John 14:15-17:

If ye love me, keep my commandments.
And I will pray the Father, and he shall give you another Comforter,
that he may bide with you forever, even the spirit of truth.



Whether you believe in a resurrection or several resurrections, or not, you may believe in the possibility of a sustainably peaceful and prosperous world.  Enlightened persons do not seek revolutions or insurrections, unless absolutely necessary.  They seek stability through a reasonable and clear approach to honest reform, aided by trustworthy dialogue whenever possible.
 
Thomas Tallis was an English Catholic composer during the short reign of the Protestant child-king Edward VI (r.1547-1553).  The career of Mr Tallis later flourished in the equally dangerous context of Elizabethan England.  As a Catholic, his beliefs were still based on the Vulgate.

But if the words of If Ye Love Me are from the English-language King James Version of the Bible, it would have been possible for Mr Tallis to have set them to music.  The King James Bible was published long after Mr Tallis died.

















It is plausible that the words were from an earlier English-language version, possibly the Tyndale Bible from which the official Great Bible of 1539 was produced.  The New Testament of the Tyndale Bible relied upon the earlier work of Erasmus.

Mr Tallis possibly set the text in English to save his career, and perhaps even life, in a tense, Protestant-dominant situation.  William Tyndale was born in Gloucestershire in England sometime between 1484 and 1496.  He was executed for his Protestant beliefs in 1536, not far from Brussels in the Duchy of Brabant.













If Ye Love Me by Mr Tallis was first published in 1560 though the work had been performed during the earlier time of Edward.  Also published in 1560 was the newly completed Geneva Bible, which would soon have a profound influence on English literature, and on politics.

The English-language version of the The Book of the Courtier had a profound influence at the court of the first English Queen Elizabeth.  Elizabeth reigned from 1558 to 1603.  The Book of the Courtier was first published in an English-language edition in 1561, translated by Thomas Hoby.  Elizabeth was then about twenty-eight years of age.











The influence of The Book of the Courtier continued into the European Enlightenment, and especially into international diplomacy.  Its influence even continues to this day amongst the well-informed advocates of world peace, global prosperity, enlightened democracy and reasonable tolerance.

Signor Castiglione had observed that consistency, integrity and decisiveness were necessary in all matters involving politics and diplomacy.  He also knew that fair agreements were the basis of peace.

The book was deeply influenced by the enlightened cultural leadership provided by educated women, most notably Isabella d'Este and her sister-in-law, Elisabetta Gonzaga.  Such matters are frequently discussed here in Villa Twaklinilkawt with a similar level of dignity.  They are also discussed elsewhere from time to time.

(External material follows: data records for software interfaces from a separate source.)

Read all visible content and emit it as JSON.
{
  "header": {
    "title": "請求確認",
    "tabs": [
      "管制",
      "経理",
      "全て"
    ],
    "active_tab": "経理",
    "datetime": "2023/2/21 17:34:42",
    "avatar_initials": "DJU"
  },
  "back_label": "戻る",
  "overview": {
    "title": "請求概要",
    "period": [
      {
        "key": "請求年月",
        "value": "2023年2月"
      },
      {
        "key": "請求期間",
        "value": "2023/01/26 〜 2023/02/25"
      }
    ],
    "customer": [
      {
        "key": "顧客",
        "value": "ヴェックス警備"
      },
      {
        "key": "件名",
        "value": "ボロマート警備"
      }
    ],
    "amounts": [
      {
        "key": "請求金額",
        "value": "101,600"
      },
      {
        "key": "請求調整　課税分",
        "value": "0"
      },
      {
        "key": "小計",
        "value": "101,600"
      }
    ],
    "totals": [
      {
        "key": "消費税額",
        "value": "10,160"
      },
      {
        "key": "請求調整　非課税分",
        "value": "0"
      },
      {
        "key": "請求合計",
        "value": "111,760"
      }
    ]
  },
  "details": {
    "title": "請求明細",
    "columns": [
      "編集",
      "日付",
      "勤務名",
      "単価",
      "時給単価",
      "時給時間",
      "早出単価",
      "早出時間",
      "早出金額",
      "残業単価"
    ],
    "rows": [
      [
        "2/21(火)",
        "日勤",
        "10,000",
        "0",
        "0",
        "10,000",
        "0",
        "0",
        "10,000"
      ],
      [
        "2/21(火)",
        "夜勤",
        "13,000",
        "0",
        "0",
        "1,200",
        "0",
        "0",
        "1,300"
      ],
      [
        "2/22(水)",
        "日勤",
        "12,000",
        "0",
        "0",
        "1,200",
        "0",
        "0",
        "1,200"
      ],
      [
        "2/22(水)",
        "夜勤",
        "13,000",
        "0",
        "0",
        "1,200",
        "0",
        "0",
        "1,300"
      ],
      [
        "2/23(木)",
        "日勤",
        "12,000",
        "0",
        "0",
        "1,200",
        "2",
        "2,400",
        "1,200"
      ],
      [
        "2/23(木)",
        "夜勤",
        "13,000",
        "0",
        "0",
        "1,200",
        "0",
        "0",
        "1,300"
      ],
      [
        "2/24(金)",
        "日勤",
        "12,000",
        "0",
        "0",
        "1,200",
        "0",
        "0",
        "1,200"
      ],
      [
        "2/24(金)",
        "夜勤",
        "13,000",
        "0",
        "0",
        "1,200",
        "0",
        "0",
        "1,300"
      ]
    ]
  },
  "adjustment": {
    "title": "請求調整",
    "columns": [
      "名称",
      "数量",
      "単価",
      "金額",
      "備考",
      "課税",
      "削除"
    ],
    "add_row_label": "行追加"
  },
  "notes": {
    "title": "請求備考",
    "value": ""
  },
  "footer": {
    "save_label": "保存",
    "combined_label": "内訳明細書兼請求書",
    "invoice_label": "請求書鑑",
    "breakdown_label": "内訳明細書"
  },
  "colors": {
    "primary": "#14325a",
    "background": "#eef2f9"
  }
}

The Mozart era of sprezzatura only began in the latter half of the 18th century though some of its influences originated long before the time of Tallis, Castiglione and Raphael.  By the 18th century, irony and sprezzatura had become firmly established in European diplomatic history, along with hypocrisy and complacency.

It is very well known that no-one else has ever expressed musical sprezzatura to the same extent as Mr Mozart.  Indeed, much of Mr Mozart's music was written for diplomatic purposes, in several important locations, mostly Catholic but sometimes Protestant and occasionally with those points of view either ignored or intertwined.

The Mozarty Party World Peace and Global Prosperity Tour will mainly consist of private performances in the most culturally-appropriate of diplomatic settings.  Should you wish to be involved in the tour, in any way at all, please contact the Villa Twaklinilkawt Communications Team.

Before providing your enlightened opinion, on any matter at all, and especially before performing at the initial audition, your accurate examination of every relevant context should occur - in the relevant context of the juxtaposition of all relevant contexts.

To assist you, here is another performance of If Ye Love Me by Thomas Tallis, from 2010: